Pope Francis’s two-day Apostolic Visit to Turin (June 21-22) began Sunday morning in Piazza Rebaudengo, where he addressed an audience of workers, farmers and entrepreneurs.
Local labourers spoke to the Pope about their daily difficulties, with the issue of increased immigration being brought up.
A lot of workers are experiencing difficulties in securing jobs with competition high, made even more difficult with an increase in overseas workers vying for the same positions.
Recently, The Sydney Morning Herald published an article highlighting the difficulties of local nursing graduates in their quest to find work as competition from immigrant’s increases.

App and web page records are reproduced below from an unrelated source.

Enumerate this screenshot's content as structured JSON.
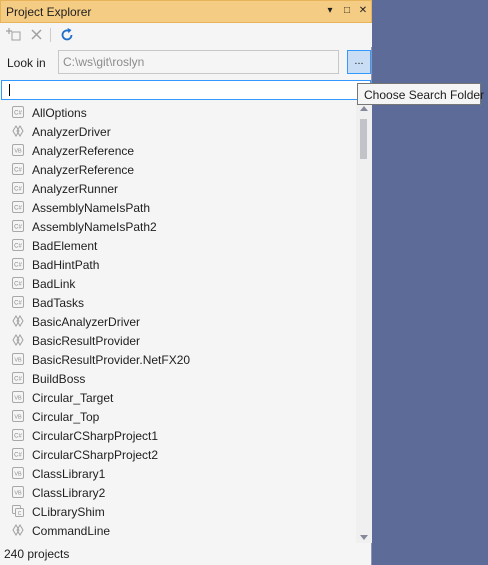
{
  "window": {
    "title": "Project Explorer",
    "menu_glyph": "▾",
    "maximize_glyph": "□",
    "close_glyph": "✕"
  },
  "toolbar": {
    "icons": [
      "add-project-icon",
      "remove-icon",
      "refresh-icon"
    ]
  },
  "look_in": {
    "label": "Look in",
    "value": "C:\\ws\\git\\roslyn",
    "browse_label": "..."
  },
  "search": {
    "value": ""
  },
  "tooltip": {
    "text": "Choose Search Folder"
  },
  "projects": [
    {
      "name": "AllOptions",
      "type": "csharp"
    },
    {
      "name": "AnalyzerDriver",
      "type": "shared"
    },
    {
      "name": "AnalyzerReference",
      "type": "vb"
    },
    {
      "name": "AnalyzerReference",
      "type": "csharp"
    },
    {
      "name": "AnalyzerRunner",
      "type": "csharp"
    },
    {
      "name": "AssemblyNameIsPath",
      "type": "csharp"
    },
    {
      "name": "AssemblyNameIsPath2",
      "type": "csharp"
    },
    {
      "name": "BadElement",
      "type": "csharp"
    },
    {
      "name": "BadHintPath",
      "type": "csharp"
    },
    {
      "name": "BadLink",
      "type": "csharp"
    },
    {
      "name": "BadTasks",
      "type": "csharp"
    },
    {
      "name": "BasicAnalyzerDriver",
      "type": "shared"
    },
    {
      "name": "BasicResultProvider",
      "type": "shared"
    },
    {
      "name": "BasicResultProvider.NetFX20",
      "type": "vb"
    },
    {
      "name": "BuildBoss",
      "type": "csharp"
    },
    {
      "name": "Circular_Target",
      "type": "vb"
    },
    {
      "name": "Circular_Top",
      "type": "vb"
    },
    {
      "name": "CircularCSharpProject1",
      "type": "csharp"
    },
    {
      "name": "CircularCSharpProject2",
      "type": "csharp"
    },
    {
      "name": "ClassLibrary1",
      "type": "vb"
    },
    {
      "name": "ClassLibrary2",
      "type": "vb"
    },
    {
      "name": "CLibraryShim",
      "type": "cpp"
    },
    {
      "name": "CommandLine",
      "type": "shared"
    }
  ],
  "status": {
    "text": "240 projects"
  },
  "colors": {
    "title_bar": "#f5cc84",
    "panel_bg": "#f5f5f5",
    "accent": "#3399ff",
    "background": "#5d6b99"
  }
}
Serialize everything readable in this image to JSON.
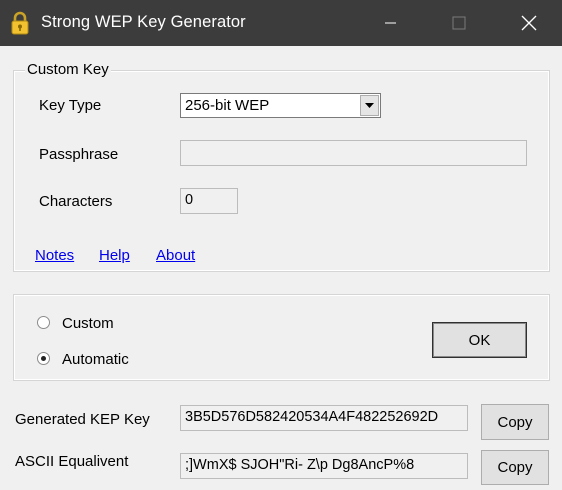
{
  "window": {
    "title": "Strong WEP Key Generator",
    "controls": [
      "minimize",
      "maximize",
      "close"
    ]
  },
  "custom_key": {
    "legend": "Custom Key",
    "key_type_label": "Key Type",
    "key_type_value": "256-bit WEP",
    "passphrase_label": "Passphrase",
    "passphrase_value": "",
    "characters_label": "Characters",
    "characters_value": "0"
  },
  "links": {
    "notes": "Notes",
    "help": "Help",
    "about": "About"
  },
  "mode": {
    "custom_label": "Custom",
    "automatic_label": "Automatic",
    "selected": "Automatic",
    "ok_label": "OK"
  },
  "output": {
    "generated_label": "Generated KEP Key",
    "generated_value": "3B5D576D582420534A4F482252692D",
    "ascii_label": "ASCII Equalivent",
    "ascii_value": ";]WmX$ SJOH\"Ri- Z\\p Dg8AncP%8",
    "copy_label": "Copy"
  },
  "colors": {
    "titlebar": "#3c3c3c",
    "link": "#0000ee",
    "background": "#f0f0f0"
  },
  "icons": {
    "app": "padlock-icon"
  }
}
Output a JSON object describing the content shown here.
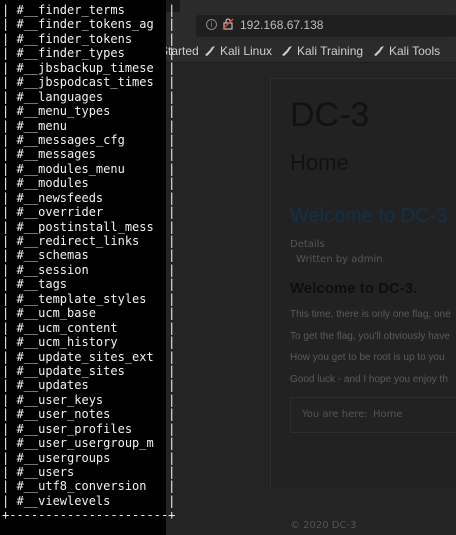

The article reported that Australian-trained nurses and midwives are being locked out of the workforce as hospitals hire hundreds of skilled migrants every year. The national union representing 240,000 nurses, midwives and assistants warned the federal government that thousands of graduates missed out on jobs because healthcare employers were signing up foreign workers with temporary 457 visas.
After hearing the difficulties of those in Turin, Pope Francis affirmed that work is necessary, not only for the economy, but also for the integrity of the human person, for their dignity and social inclusion. He acknowledged the problems caused by the current economic crisis on the health, education, and future of individuals.
He recognized that new migrants increase competition, but that “they are not to be blamed, because they are also victims of inequality, of this ‘throw-away economy’, and of war”.
Pope Francis also emphasized the need for an economic model which is not in function of capital and production, but which works for the common good. The challenge of the future must be “faced with solidarity and broad vision”, and with a “social and generational pact”, which pools resources for the common effort.
The solution to this economic crisis, Pope Francis says, is for all workers to say ‘NO’ to an economy of waste which excludes persons who do not produce, ‘NO’ to corruption and the idolatry of money, and ‘NO’ to inequality which generates violence. “Don Bosco”, he reminded the saint’s compatriots, “teaches us that the best method is prevention: even social conflict must be prevented, and this is done with justice”.
In the wake of increased immigration and economic difficulties, Pope Francis called for the 60,000 people in Turin and the rest of the world to think of their own poor, elderly people and jobless and not to turn backs on them.
“It makes one cry to see the spectacle of these days in which human beings have been treated like merchandise,”
“Work is fundamental … and it is necessary that the whole society, all its components, collaborate so that there may be work worthy of men and women for all…This requires an economic model that is not organized for the purpose of capital and of production but rather for the common good.”
Pope has repeatedly called upon the international community to pay more attention to migrant crisis. Earlier in June he described leaving migrants to die in the Mediterranean as an “attack against life”, likening it to abortion or euthanasia.
The Pope finished his address recalling a theme which bridges the gap between the generations:
“Children are the promise of the future, of moving ahead”, and “grandparents are the memory of the past which traces our steps for the future.”